Bronwen Gwillim

celebrating self-expression, sustainability and resourcefulness

The Maker

Bronwen Gwillim makes one-off pieces of sculptural jewellery, using industrial waste plastic as well as plastic that she finds washed up on the beaches where she lives in Pembrokeshire. Her design and making ethos is to use what is to hand, to waste little, and to celebrate the natural world. Living by the sea her shapes, forms and mark-making are guided by daily observance of the effects of weather, water and tide. Like treasured pebbles, each of her pieces is different, demanding to be held in the hand and worn as statements.

The Object: The Stacked Pebble Necklace, first year of design 2016

Approximately 7.5 cm across at the widest point, with an adjustable drop varying between 20 cm and 30 cm. Waste plastic collected from the beach, composite plastic (made from resin and the waste dust created when cutting the beach plastic), repurposed silicone tubing, waxed cotton cord. Between £89 and £98.

The Making

The Stacked Pebble Necklace is inspired by towers of balanced pebbles on the beach. Pebble shapes rise up each side from a central ‘lodestone’ in an asymmetric yet balanced composition. Each necklace is different but recognisably part of an ongoing series with strong common traits.

Bronwen collects and sorts waste plastic, identifying the types as she goes so that appropriate tools can be used (this is crucial as each type of plastic behaves differently). Only hand tools are used and the process is slow and considered, in stark contrast to the speed at which plastic products are made.  Bronwen’s carefully cut pieces are then set into composite resin to make beads, and when set they are filed, sanded and engraved with textures and details. Once completed each bead is then strung by Bronwen onto cord and finished with an adjustable silicone tube fitting.

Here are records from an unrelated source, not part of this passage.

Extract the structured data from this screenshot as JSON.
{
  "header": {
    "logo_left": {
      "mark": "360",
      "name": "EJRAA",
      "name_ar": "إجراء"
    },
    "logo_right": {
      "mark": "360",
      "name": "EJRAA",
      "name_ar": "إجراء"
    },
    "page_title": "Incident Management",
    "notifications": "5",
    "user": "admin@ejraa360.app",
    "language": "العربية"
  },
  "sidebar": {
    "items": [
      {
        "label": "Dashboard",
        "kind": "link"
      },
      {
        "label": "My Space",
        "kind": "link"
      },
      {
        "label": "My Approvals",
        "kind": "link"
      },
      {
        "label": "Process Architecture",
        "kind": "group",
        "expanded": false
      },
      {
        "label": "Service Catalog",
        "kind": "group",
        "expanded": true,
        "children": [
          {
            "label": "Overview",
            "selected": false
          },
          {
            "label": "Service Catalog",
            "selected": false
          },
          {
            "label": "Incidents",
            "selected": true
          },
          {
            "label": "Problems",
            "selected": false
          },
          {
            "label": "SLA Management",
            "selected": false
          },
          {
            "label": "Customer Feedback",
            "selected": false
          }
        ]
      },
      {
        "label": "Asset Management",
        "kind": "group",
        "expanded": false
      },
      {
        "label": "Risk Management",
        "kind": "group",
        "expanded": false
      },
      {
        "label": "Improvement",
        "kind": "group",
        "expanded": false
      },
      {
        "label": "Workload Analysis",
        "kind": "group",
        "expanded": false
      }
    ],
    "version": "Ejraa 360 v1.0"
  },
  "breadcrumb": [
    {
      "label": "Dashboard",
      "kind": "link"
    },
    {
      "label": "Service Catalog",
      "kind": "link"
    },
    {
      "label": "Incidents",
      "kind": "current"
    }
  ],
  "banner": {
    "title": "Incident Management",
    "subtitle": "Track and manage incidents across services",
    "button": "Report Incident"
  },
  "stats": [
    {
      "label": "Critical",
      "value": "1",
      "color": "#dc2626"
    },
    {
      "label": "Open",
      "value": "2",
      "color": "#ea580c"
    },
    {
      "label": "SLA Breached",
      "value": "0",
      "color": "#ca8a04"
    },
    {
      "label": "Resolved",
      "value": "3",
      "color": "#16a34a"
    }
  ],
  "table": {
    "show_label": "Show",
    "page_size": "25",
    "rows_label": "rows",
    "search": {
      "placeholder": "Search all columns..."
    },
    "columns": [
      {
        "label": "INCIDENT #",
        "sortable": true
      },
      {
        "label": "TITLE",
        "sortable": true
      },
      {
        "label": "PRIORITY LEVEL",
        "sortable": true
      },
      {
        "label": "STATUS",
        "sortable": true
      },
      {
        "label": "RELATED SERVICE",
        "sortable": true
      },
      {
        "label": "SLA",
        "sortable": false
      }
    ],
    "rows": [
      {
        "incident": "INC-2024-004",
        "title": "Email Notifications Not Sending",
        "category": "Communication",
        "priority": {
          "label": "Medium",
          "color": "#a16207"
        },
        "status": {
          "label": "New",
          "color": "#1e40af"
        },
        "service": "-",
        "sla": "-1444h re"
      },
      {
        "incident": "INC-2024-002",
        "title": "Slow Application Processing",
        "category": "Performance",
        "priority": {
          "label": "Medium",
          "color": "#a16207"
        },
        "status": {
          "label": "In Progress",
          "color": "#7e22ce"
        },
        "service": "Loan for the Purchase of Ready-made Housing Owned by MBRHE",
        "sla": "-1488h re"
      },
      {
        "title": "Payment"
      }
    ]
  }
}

Accolades

Best Newcomer MADE London 2019

Bronwen Gwillim on her Signature Style

This design, more than any other, expresses both my personality and the personalities of the women who wear it. It is bold, distinctive and celebrates self-expression, sustainability and resourcefulness. It speaks of the romanticism of walks by the sea, building towers and pebble collecting, as well as engaging with the harsher realities facing our embattled environment and the growing mountains (and islands) of waste plastic. The material-led approach that informs this necklace shows an alternative way of using waste plastic: as a raw resource for making one-off, sculptural, wearable art pieces.

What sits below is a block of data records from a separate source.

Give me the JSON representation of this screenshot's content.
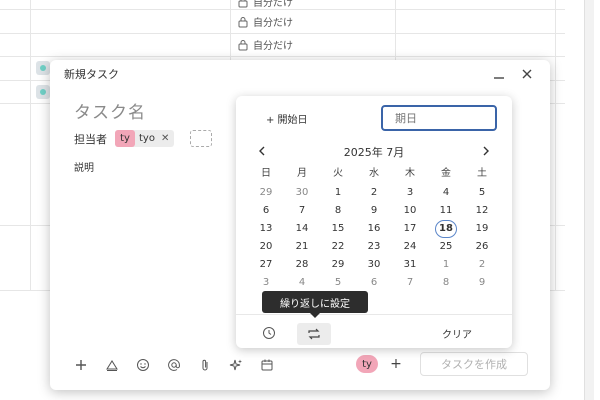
{
  "background": {
    "privacy_label": "自分だけ",
    "privacy_icon": "lock-icon"
  },
  "modal": {
    "title": "新規タスク",
    "task_name_placeholder": "タスク名",
    "assignee_label": "担当者",
    "assignee": {
      "initials": "ty",
      "name": "tyo"
    },
    "description_label": "説明",
    "owner_initials": "ty",
    "create_button": "タスクを作成"
  },
  "picker": {
    "start_date_label": "+ 開始日",
    "due_placeholder": "期日",
    "month_label": "2025年 7月",
    "weekdays": [
      "日",
      "月",
      "火",
      "水",
      "木",
      "金",
      "土"
    ],
    "weeks": [
      [
        "29",
        "30",
        "1",
        "2",
        "3",
        "4",
        "5"
      ],
      [
        "6",
        "7",
        "8",
        "9",
        "10",
        "11",
        "12"
      ],
      [
        "13",
        "14",
        "15",
        "16",
        "17",
        "18",
        "19"
      ],
      [
        "20",
        "21",
        "22",
        "23",
        "24",
        "25",
        "26"
      ],
      [
        "27",
        "28",
        "29",
        "30",
        "31",
        "1",
        "2"
      ],
      [
        "3",
        "4",
        "5",
        "6",
        "7",
        "8",
        "9"
      ]
    ],
    "today": "18",
    "clear_label": "クリア",
    "repeat_tooltip": "繰り返しに設定",
    "accent_color": "#3a64a8"
  }
}
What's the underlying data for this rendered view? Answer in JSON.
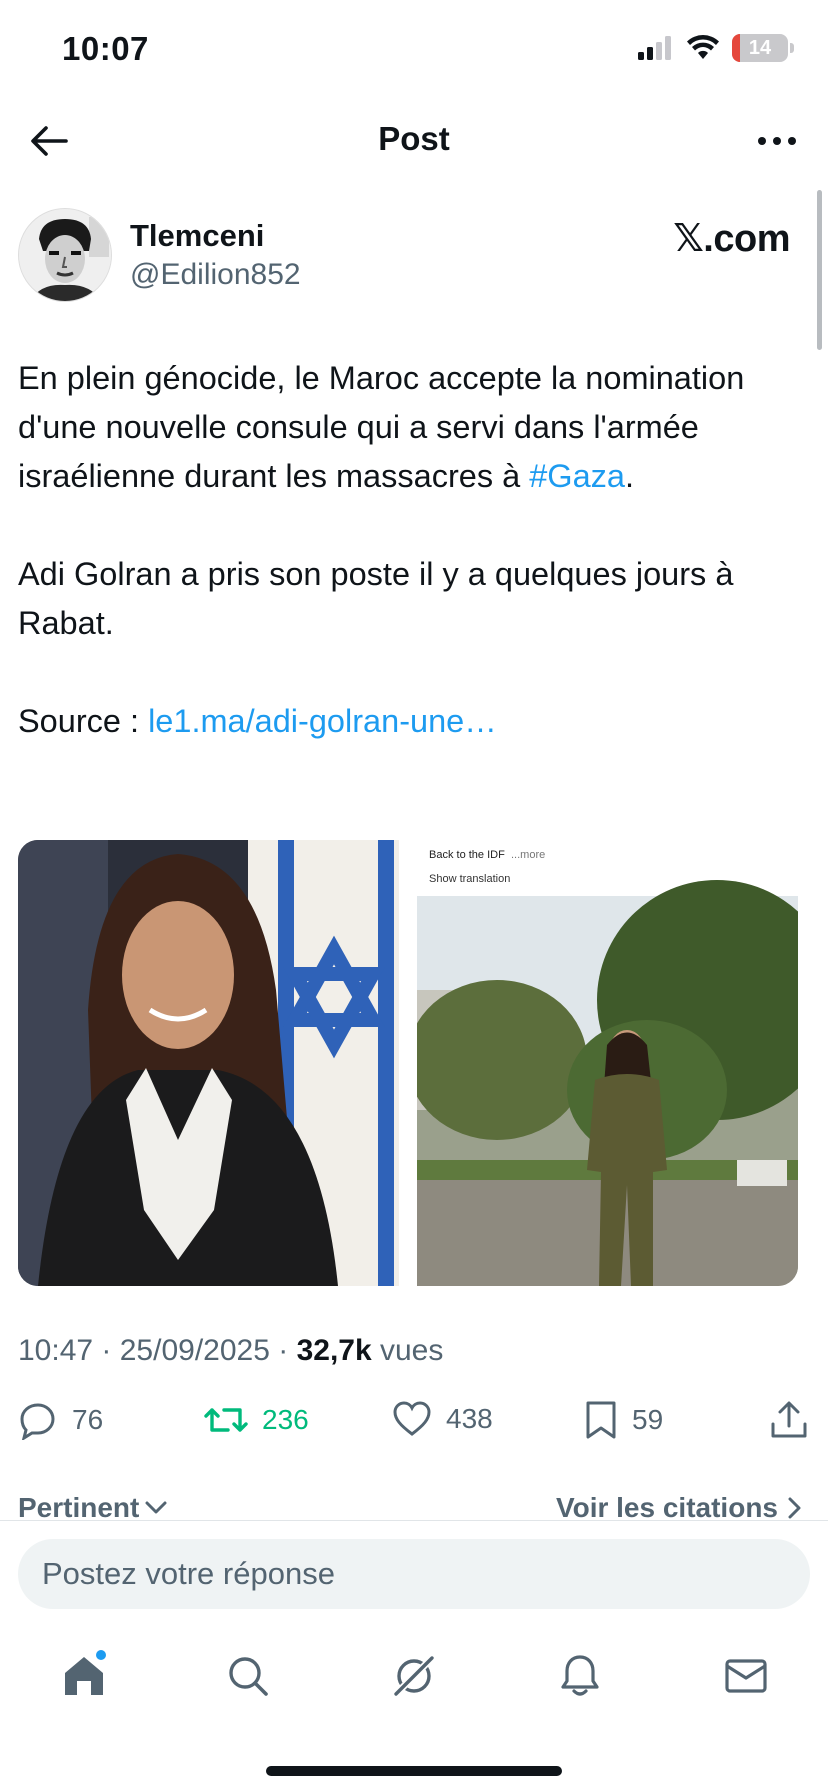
{
  "status_bar": {
    "time": "10:07",
    "battery": "14"
  },
  "header": {
    "title": "Post"
  },
  "author": {
    "name": "Tlemceni",
    "handle": "@Edilion852",
    "brand": "𝕏.com"
  },
  "tweet": {
    "p1_text": "En plein génocide, le Maroc accepte la nomination d'une nouvelle consule qui a servi dans l'armée israélienne durant les massacres à ",
    "p1_hashtag": "#Gaza",
    "p1_end": ".",
    "p2": "Adi Golran a pris son poste il y a quelques jours à Rabat.",
    "p3_label": "Source : ",
    "p3_link": "le1.ma/adi-golran-une…"
  },
  "media": {
    "right_caption_line1": "Back to the IDF",
    "right_caption_more": "...more",
    "right_caption_line2": "Show translation"
  },
  "meta": {
    "time": "10:47",
    "sep1": " · ",
    "date": "25/09/2025",
    "sep2": " · ",
    "views_count": "32,7k",
    "views_label": " vues"
  },
  "actions": {
    "replies": "76",
    "reposts": "236",
    "likes": "438",
    "bookmarks": "59"
  },
  "sort": {
    "left": "Pertinent",
    "right": "Voir les citations"
  },
  "reply": {
    "placeholder": "Postez votre réponse"
  },
  "nav": [
    "home-icon",
    "search-icon",
    "grok-icon",
    "bell-icon",
    "mail-icon"
  ],
  "colors": {
    "link": "#1d9bf0",
    "repost": "#00ba7c",
    "muted": "#536471",
    "text": "#0f1419"
  }
}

Expert Eye

The colour palette that Bronwen selects for her jewellery is unique, vibrant, exciting and at the same time comforting and desirable. Richard Abdy (Wentworth Pewter)